There’s a joke at work in the tag “(Censored Version)” in the video title given not a word of the song is retracted. Instead, it’s a pointed comment purely focused on the visuals themselves. The animation work smoothly morphs and twists in ways that are distinctly sensuous. The trick, however, is that we actually see nothing other than kisses and stroking hands, that’s all. The impression of carnality is entirely within our own minds, the site of most erotic experiences.
Incidentally this might be the only time ‘villanelle’ has been used in a pop song, I’d be willing to take that as a bet.
The Turning of Our Bones (2020)
Inaugurating the return of Arab Strap, the band play on the theme of the dead resurrected. In the hands of the Forest of Black creative agency, the video is a feast of pre-CGI-era old-school horror footage of graves, zombies, dead rising, and blood-soaked bodies. It’s not uncommon, in the visual lexicon of Arab Strap, to cherrypick from bygone eras of cinema. This trait imbues art with a certain timelessness as elements float free of their original position in narrative time.
Visually, it’s pornography of bodies reduced beyond base flesh to internal organs with an autopsy dissection sequence repeating throughout the video. In a further nod to the band’s past visual references there are two specific interludes where female nudity and display are knowingly, or unknowingly, observed by undead witnesses.
A montage of footage from the film A Woman in Winter and directorial choices ensure that this never ends up looking like a bland film trailer. Instead what we see is an appropriately dark set of visuals matched to one of Arab Strap’s most energetic tracks.
There are three particularly impactful sequences. In the first, the female protagonist is captured in near-still shots that contrast starkly with the hail of sound descending all around. Next, a bedroom scene is chopped into a staccato series of micro-second-long moments that make each half-glimpsed human movement stutter and malfunction. The finale is similarly awesome with fireworks sucked back into the sky to impersonate the vast curves of distant galaxies.
Incidentally, a read of the film synopsis at the British Film Council’s website provides the quote “What happens to a relationship when love becomes an obsession?” No wonder Arab Strap wound up connected to this.
Dream Sequence (2005)
What’s impressive is that the video treatment for “Dream Sequence” is the only time Arab Strap came close to a traditional ‘live performance’ default video format. They still couldn’t bring themselves to be so ordinary.
Prioritizing easily overlooked detail above the grand scale wide-lens action more egotistical bands dwell on, the film plays out in extreme close up. The result is that it pulls attention away from the musicians and directs it toward their instruments. Middleton and Moffat also refuse ordinary popstar ‘all eyes on me’ portraiture. The video uses Arab Strap’s regular aesthetic of lopping off images in strange places or at odd angles.

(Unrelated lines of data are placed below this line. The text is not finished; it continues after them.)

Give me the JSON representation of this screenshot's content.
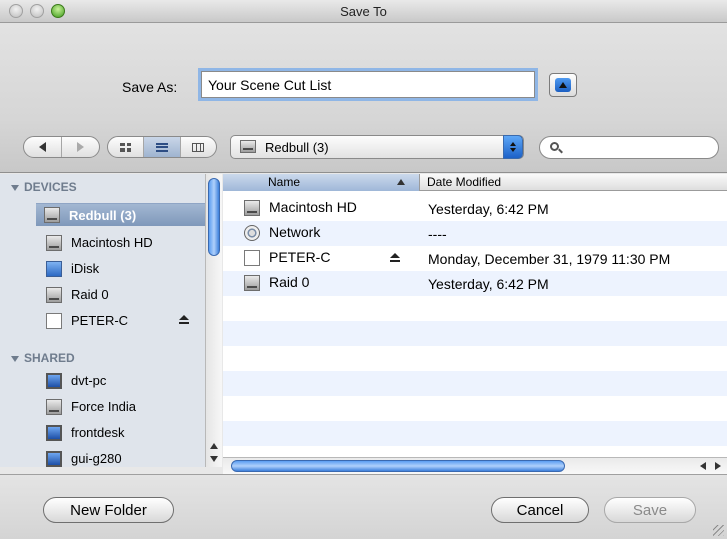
{
  "window": {
    "title": "Save To"
  },
  "save": {
    "label": "Save As:",
    "filename": "Your Scene Cut List"
  },
  "location": {
    "selected": "Redbull (3)"
  },
  "sidebar": {
    "devices_heading": "DEVICES",
    "devices": [
      {
        "label": "Redbull (3)",
        "icon": "hard-drive-icon",
        "selected": true
      },
      {
        "label": "Macintosh HD",
        "icon": "hard-drive-icon"
      },
      {
        "label": "iDisk",
        "icon": "idisk-icon"
      },
      {
        "label": "Raid 0",
        "icon": "hard-drive-icon"
      },
      {
        "label": "PETER-C",
        "icon": "volume-icon",
        "eject": true
      }
    ],
    "shared_heading": "SHARED",
    "shared": [
      {
        "label": "dvt-pc",
        "icon": "computer-icon"
      },
      {
        "label": "Force India",
        "icon": "hard-drive-icon"
      },
      {
        "label": "frontdesk",
        "icon": "computer-icon"
      },
      {
        "label": "gui-g280",
        "icon": "computer-icon"
      }
    ]
  },
  "files": {
    "columns": {
      "name": "Name",
      "date": "Date Modified"
    },
    "rows": [
      {
        "name": "Macintosh HD",
        "date": "Yesterday, 6:42 PM",
        "icon": "hard-drive-icon"
      },
      {
        "name": "Network",
        "date": "----",
        "icon": "network-icon"
      },
      {
        "name": "PETER-C",
        "date": "Monday, December 31, 1979 11:30 PM",
        "icon": "volume-icon",
        "eject": true
      },
      {
        "name": "Raid 0",
        "date": "Yesterday, 6:42 PM",
        "icon": "hard-drive-icon"
      }
    ]
  },
  "buttons": {
    "new_folder": "New Folder",
    "cancel": "Cancel",
    "save": "Save"
  }
}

Emphasizing the unreal aspect of proceedings, a loop of piano footage bookends the video, while stark shots of a female face — another common Arab Strapism — slide in and out of the video, in and out of the shadow, seemingly from reality into a dream.